- _Task_: The word "favorites" occurs in some lines of the data. Return each such line.

- _Data in this exercise_:
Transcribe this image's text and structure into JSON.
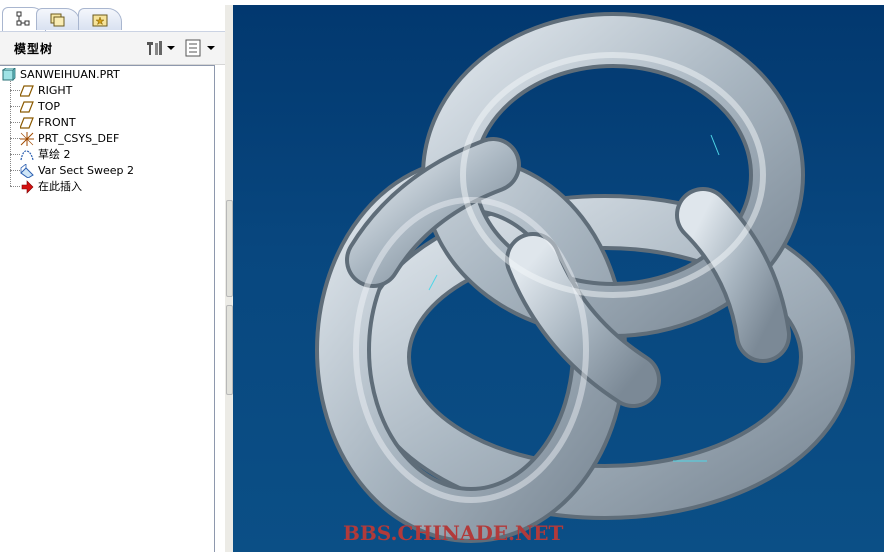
{
  "navigator": {
    "tabs": [
      {
        "name": "model-tree-tab",
        "icon": "model-tree-icon",
        "active": true
      },
      {
        "name": "folder-browser-tab",
        "icon": "folder-browser-icon",
        "active": false
      },
      {
        "name": "favorites-tab",
        "icon": "favorites-icon",
        "active": false
      }
    ],
    "tree_title": "模型树",
    "tools_icon": "tree-settings-icon",
    "show_icon": "tree-show-icon"
  },
  "model_tree": {
    "items": [
      {
        "label": "SANWEIHUAN.PRT",
        "icon": "part-icon"
      },
      {
        "label": "RIGHT",
        "icon": "datum-plane-icon"
      },
      {
        "label": "TOP",
        "icon": "datum-plane-icon"
      },
      {
        "label": "FRONT",
        "icon": "datum-plane-icon"
      },
      {
        "label": "PRT_CSYS_DEF",
        "icon": "coordinate-system-icon"
      },
      {
        "label": "草绘 2",
        "icon": "sketch-icon"
      },
      {
        "label": "Var Sect Sweep 2",
        "icon": "sweep-icon"
      },
      {
        "label": "在此插入",
        "icon": "insert-here-arrow-icon"
      }
    ]
  },
  "viewport": {
    "model": "trefoil-knot",
    "background_top": "#02386f",
    "background_bottom": "#0b4f86",
    "model_color": "#a9b6c1",
    "watermark": "BBS.CHINADE.NET"
  }
}
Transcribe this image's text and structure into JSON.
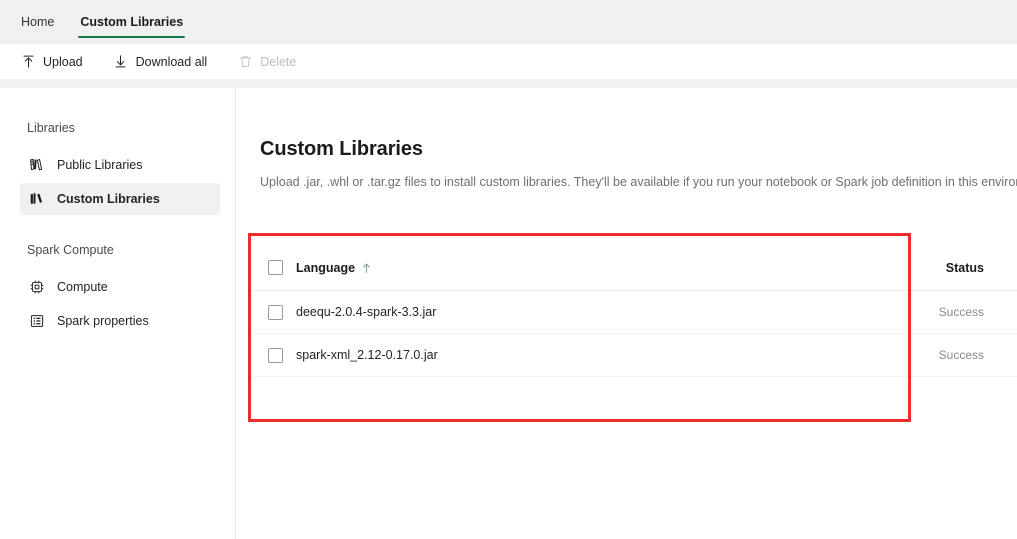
{
  "tabs": [
    {
      "label": "Home",
      "active": false,
      "name": "tab-home"
    },
    {
      "label": "Custom Libraries",
      "active": true,
      "name": "tab-custom-libraries"
    }
  ],
  "toolbar": {
    "upload_label": "Upload",
    "upload_icon": "upload-arrow-icon",
    "download_label": "Download all",
    "download_icon": "download-arrow-icon",
    "delete_label": "Delete",
    "delete_icon": "trash-icon",
    "delete_disabled": true
  },
  "sidebar": {
    "group_libraries": "Libraries",
    "group_spark_compute": "Spark Compute",
    "items": [
      {
        "label": "Public Libraries",
        "icon": "books-open-icon",
        "selected": false
      },
      {
        "label": "Custom Libraries",
        "icon": "books-stack-icon",
        "selected": true
      },
      {
        "label": "Compute",
        "icon": "cpu-chip-icon",
        "selected": false
      },
      {
        "label": "Spark properties",
        "icon": "list-table-icon",
        "selected": false
      }
    ]
  },
  "main": {
    "title": "Custom Libraries",
    "description": "Upload .jar, .whl or .tar.gz files to install custom libraries. They'll be available if you run your notebook or Spark job definition in this environment"
  },
  "table": {
    "columns": {
      "language": "Language",
      "status": "Status"
    },
    "sort": {
      "column": "Language",
      "direction": "ascending",
      "glyph": "↑"
    },
    "rows": [
      {
        "name": "deequ-2.0.4-spark-3.3.jar",
        "status": "Success",
        "checked": false
      },
      {
        "name": "spark-xml_2.12-0.17.0.jar",
        "status": "Success",
        "checked": false
      }
    ]
  },
  "annotation": {
    "shape": "rectangle",
    "color": "#ee2b2b",
    "target": "custom-libraries-table"
  },
  "colors": {
    "accent_tab_underline": "#107c41",
    "chrome_background": "#f0f0f0",
    "annotation_red": "#ee2b2b",
    "selected_nav_background": "#f0f0f0"
  }
}
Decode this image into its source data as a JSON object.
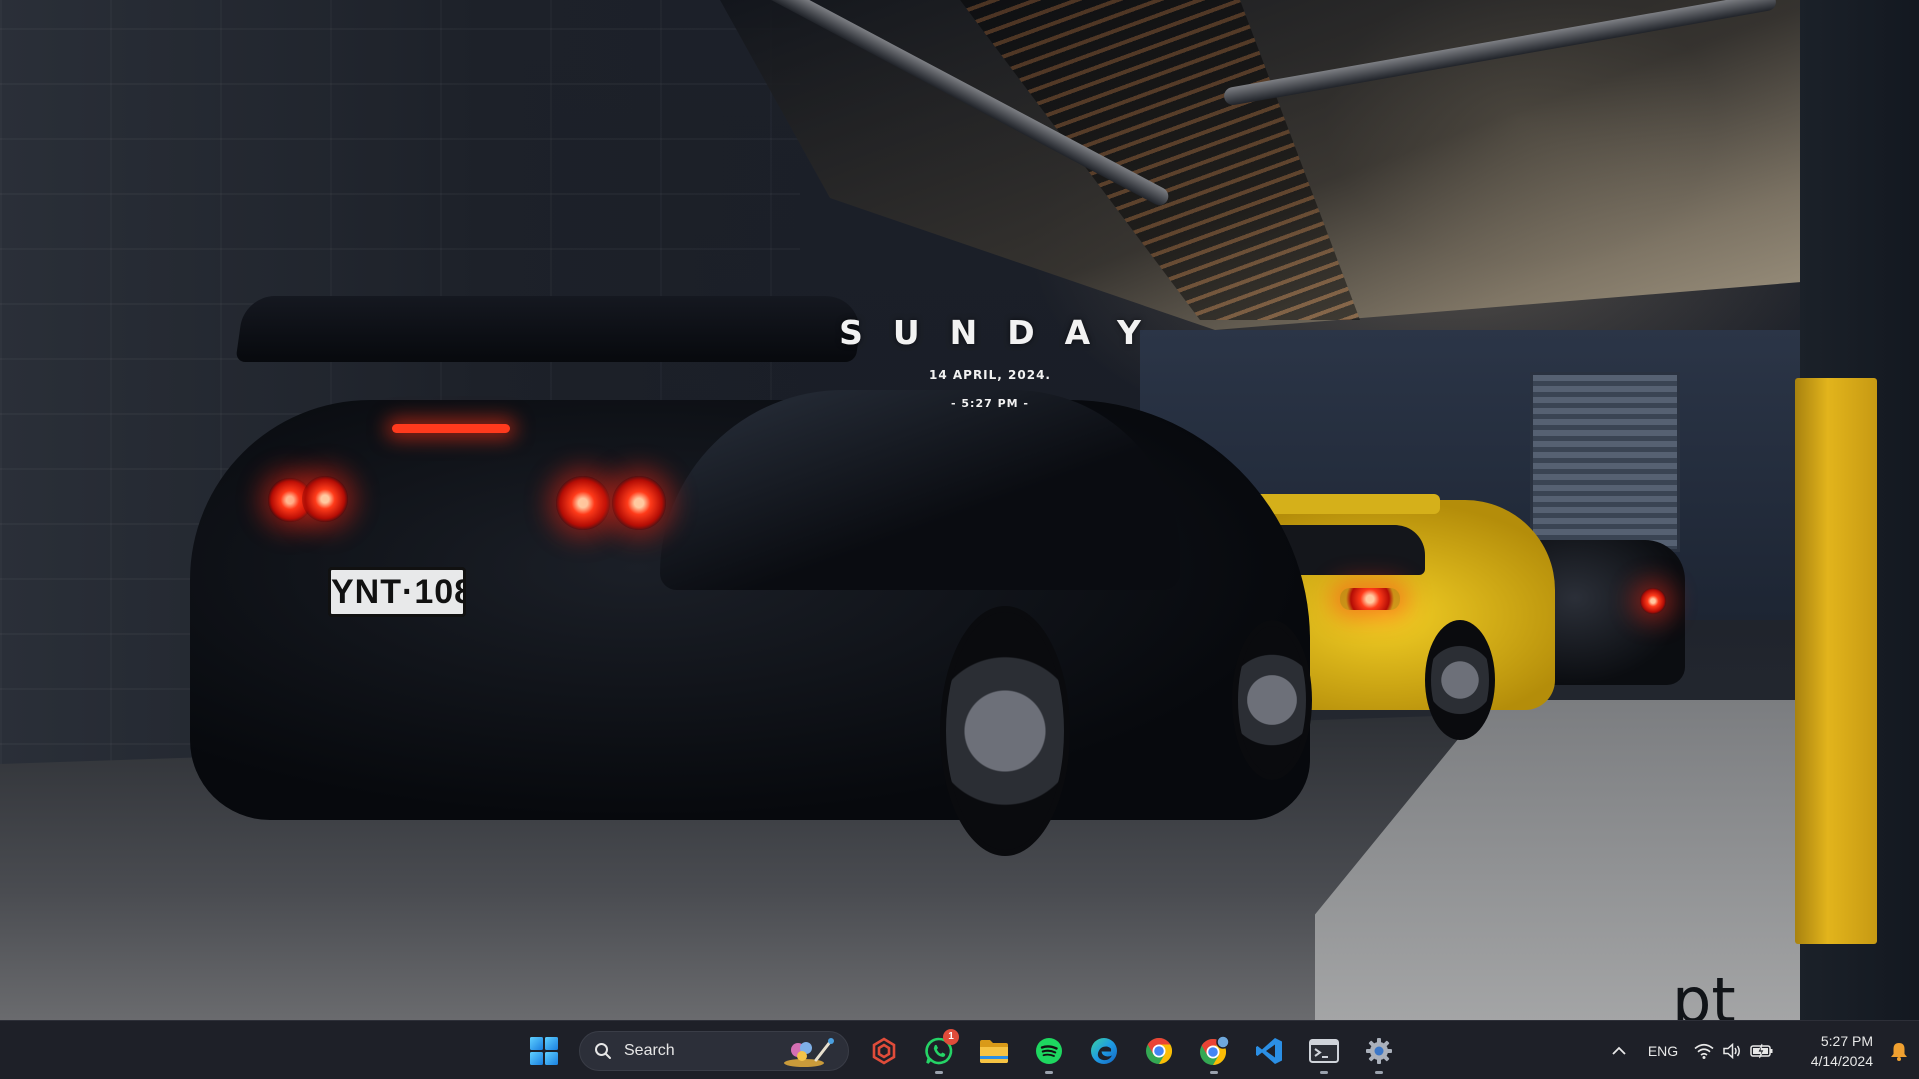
{
  "desktop": {
    "widget": {
      "day": "SUNDAY",
      "date": "14 APRIL, 2024.",
      "time": "- 5:27 PM -"
    },
    "corner_mark": "pt",
    "license_plate": "YNT·108"
  },
  "taskbar": {
    "start_icon": "windows-start-icon",
    "search": {
      "label": "Search",
      "icon": "search-icon"
    },
    "apps": [
      {
        "name": "chatgpt",
        "icon": "chatgpt-icon",
        "color": "#e04c3a"
      },
      {
        "name": "whatsapp",
        "icon": "whatsapp-icon",
        "color": "#25d366",
        "badge": "1"
      },
      {
        "name": "file-explorer",
        "icon": "folder-icon",
        "color": "#f6c343"
      },
      {
        "name": "spotify",
        "icon": "spotify-icon",
        "color": "#1ed760"
      },
      {
        "name": "edge",
        "icon": "edge-icon",
        "color": "#1f9be3"
      },
      {
        "name": "chrome",
        "icon": "chrome-icon",
        "color": "#ea4335"
      },
      {
        "name": "chrome-profile",
        "icon": "chrome-profile-icon",
        "color": "#34a853"
      },
      {
        "name": "vscode",
        "icon": "vscode-icon",
        "color": "#2b8fe5"
      },
      {
        "name": "terminal",
        "icon": "terminal-icon",
        "color": "#cfd3da"
      },
      {
        "name": "settings",
        "icon": "gear-icon",
        "color": "#aab0bb"
      }
    ],
    "tray": {
      "language": "ENG",
      "time": "5:27 PM",
      "date": "4/14/2024"
    }
  }
}
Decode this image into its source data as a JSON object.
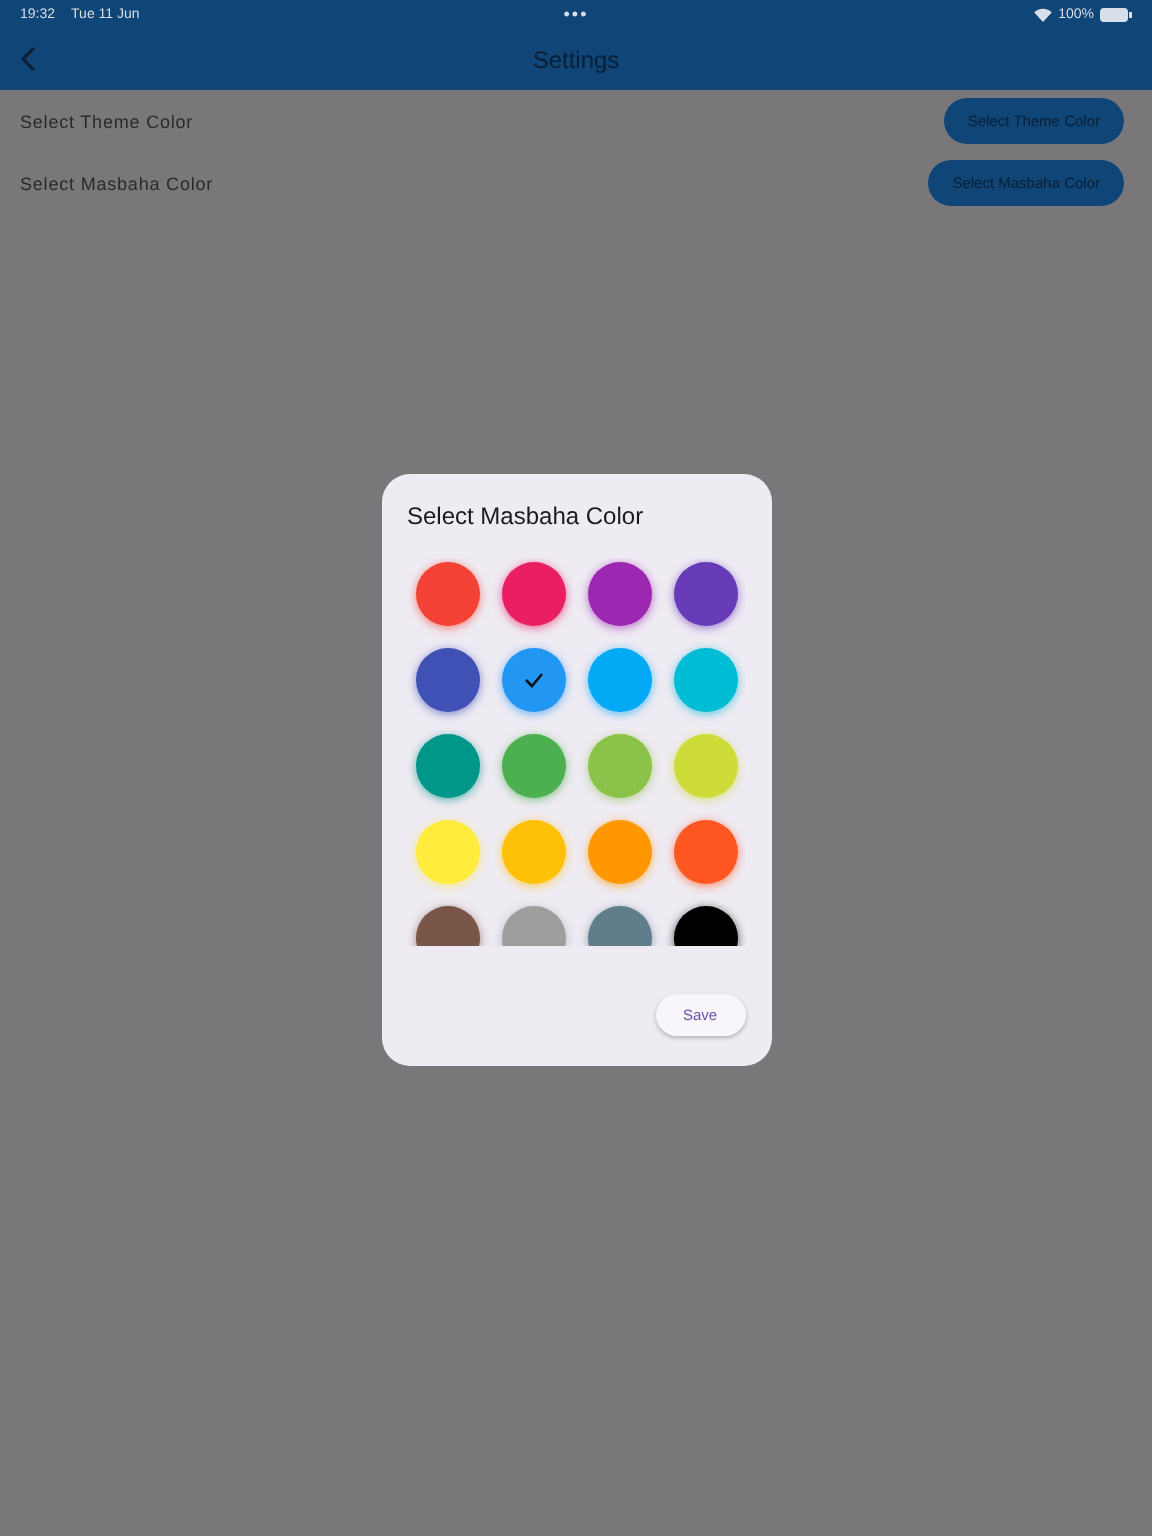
{
  "status_bar": {
    "time": "19:32",
    "date": "Tue 11 Jun",
    "dots": "•••",
    "battery": "100%"
  },
  "nav_bar": {
    "title": "Settings"
  },
  "settings": [
    {
      "label": "Select Theme Color",
      "button": "Select Theme Color"
    },
    {
      "label": "Select Masbaha Color",
      "button": "Select Masbaha Color"
    }
  ],
  "dialog": {
    "title": "Select Masbaha Color",
    "swatches": [
      {
        "color": "#f44336",
        "selected": false
      },
      {
        "color": "#e91e63",
        "selected": false
      },
      {
        "color": "#9c27b0",
        "selected": false
      },
      {
        "color": "#673ab7",
        "selected": false
      },
      {
        "color": "#3f51b5",
        "selected": false
      },
      {
        "color": "#2196f3",
        "selected": true
      },
      {
        "color": "#03a9f4",
        "selected": false
      },
      {
        "color": "#00bcd4",
        "selected": false
      },
      {
        "color": "#009688",
        "selected": false
      },
      {
        "color": "#4caf50",
        "selected": false
      },
      {
        "color": "#8bc34a",
        "selected": false
      },
      {
        "color": "#cddc39",
        "selected": false
      },
      {
        "color": "#ffeb3b",
        "selected": false
      },
      {
        "color": "#ffc107",
        "selected": false
      },
      {
        "color": "#ff9800",
        "selected": false
      },
      {
        "color": "#ff5722",
        "selected": false
      },
      {
        "color": "#795548",
        "selected": false
      },
      {
        "color": "#9e9e9e",
        "selected": false
      },
      {
        "color": "#607d8b",
        "selected": false
      },
      {
        "color": "#000000",
        "selected": false
      }
    ],
    "save_button": "Save"
  }
}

- _Output for this task_:
        "name": "favorites-tab",
        "icon": "favorites-icon",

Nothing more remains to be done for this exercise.